Throughout the listing that follows, find each line with the word "origin" and copy it.
** Available data follows **
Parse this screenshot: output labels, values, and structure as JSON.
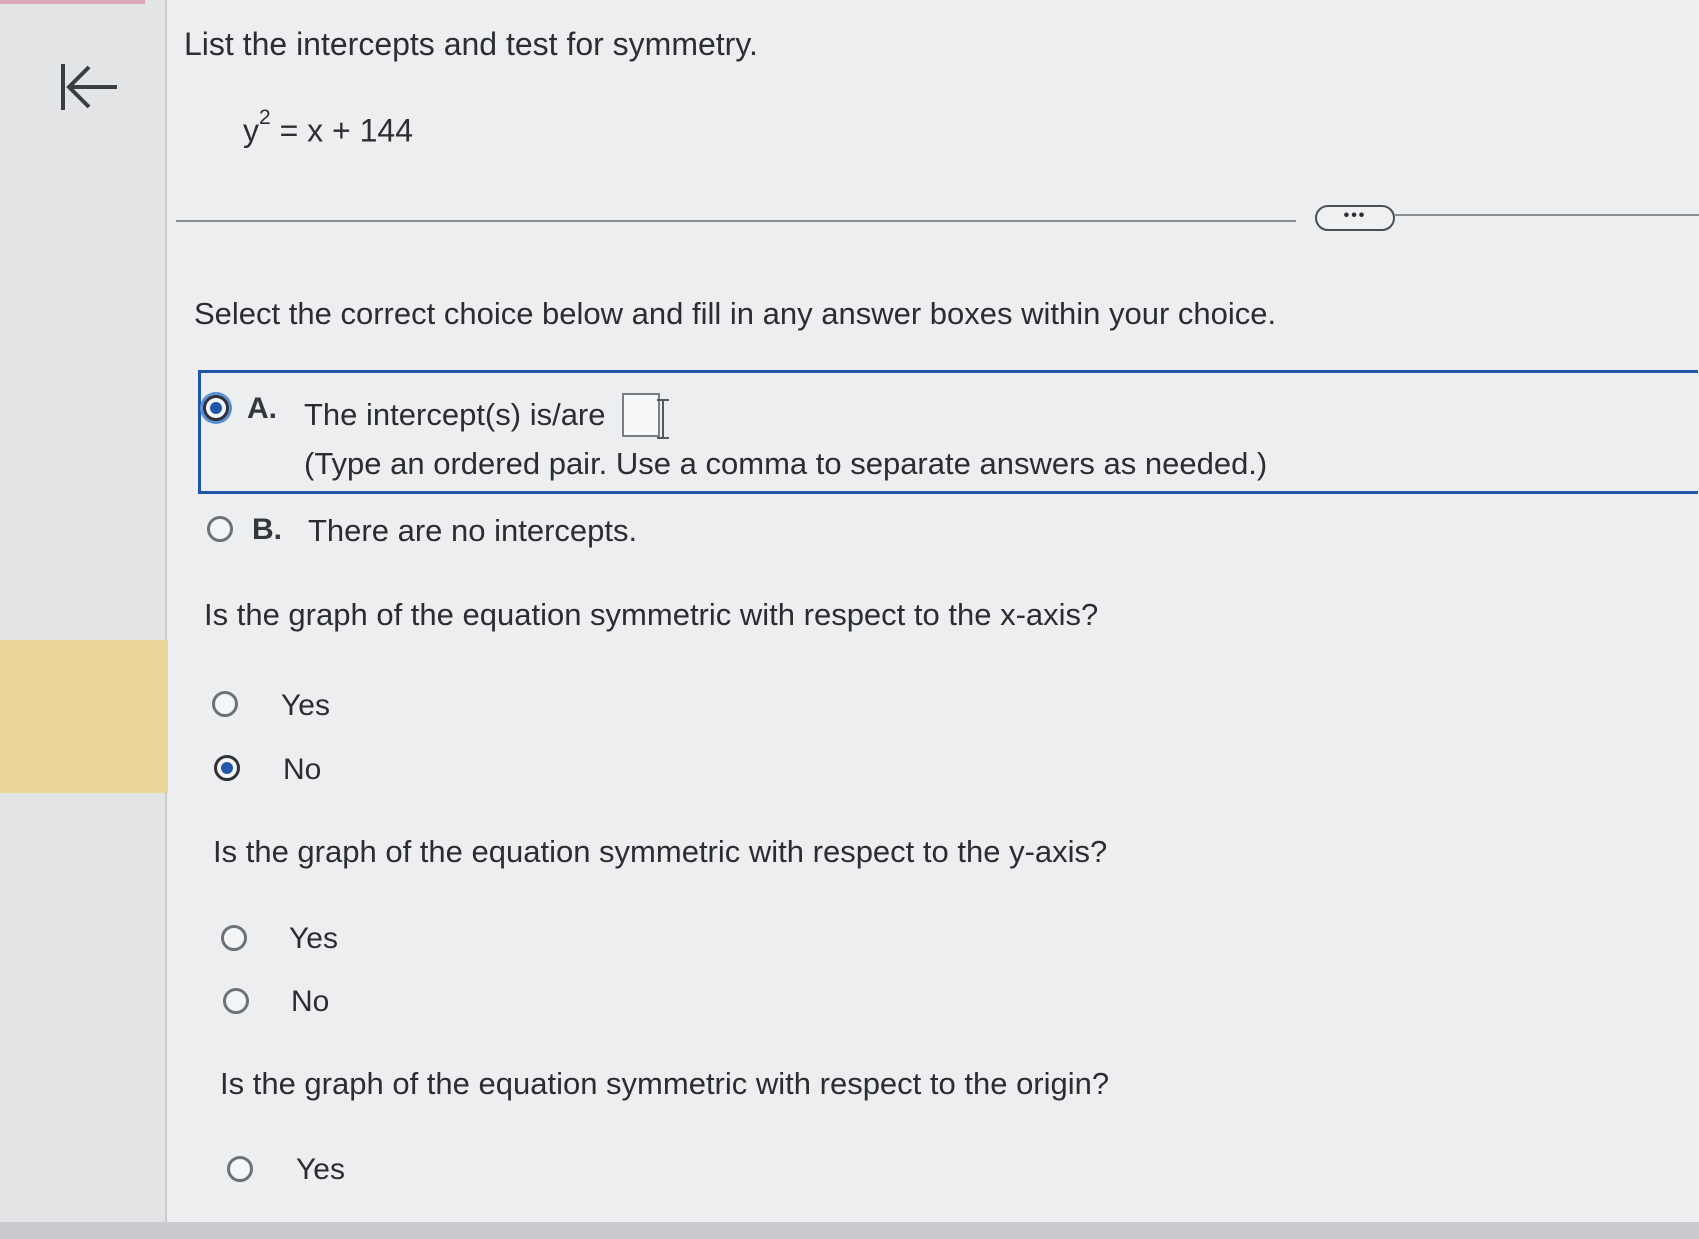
{
  "question": {
    "title": "List the intercepts and test for symmetry.",
    "equation_base": "y",
    "equation_exponent": "2",
    "equation_rest": " = x + 144"
  },
  "toolbar": {
    "more_label": "•••"
  },
  "instruction": "Select the correct choice below and fill in any answer boxes within your choice.",
  "intercepts": {
    "choice_a_letter": "A.",
    "choice_a_text": "The intercept(s) is/are",
    "choice_a_hint": "(Type an ordered pair.  Use a comma to separate answers as needed.)",
    "choice_a_selected": true,
    "answer_value": "",
    "choice_b_letter": "B.",
    "choice_b_text": "There are no intercepts.",
    "choice_b_selected": false
  },
  "x_axis": {
    "prompt": "Is the graph of the equation symmetric with respect to the x-axis?",
    "yes_label": "Yes",
    "no_label": "No",
    "selected": "No"
  },
  "y_axis": {
    "prompt": "Is the graph of the equation symmetric with respect to the y-axis?",
    "yes_label": "Yes",
    "no_label": "No",
    "selected": ""
  },
  "origin": {
    "prompt": "Is the graph of the equation symmetric with respect to the origin?",
    "yes_label": "Yes",
    "selected": ""
  },
  "colors": {
    "accent": "#1e56a8",
    "highlight": "#ecd79a"
  },
  "icons": {
    "collapse": "collapse-left-icon",
    "text_cursor": "text-cursor-icon"
  }
}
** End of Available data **
Solution to this exercise:
  "origin": {
    "prompt": "Is the graph of the equation symmetric with respect to the origin?",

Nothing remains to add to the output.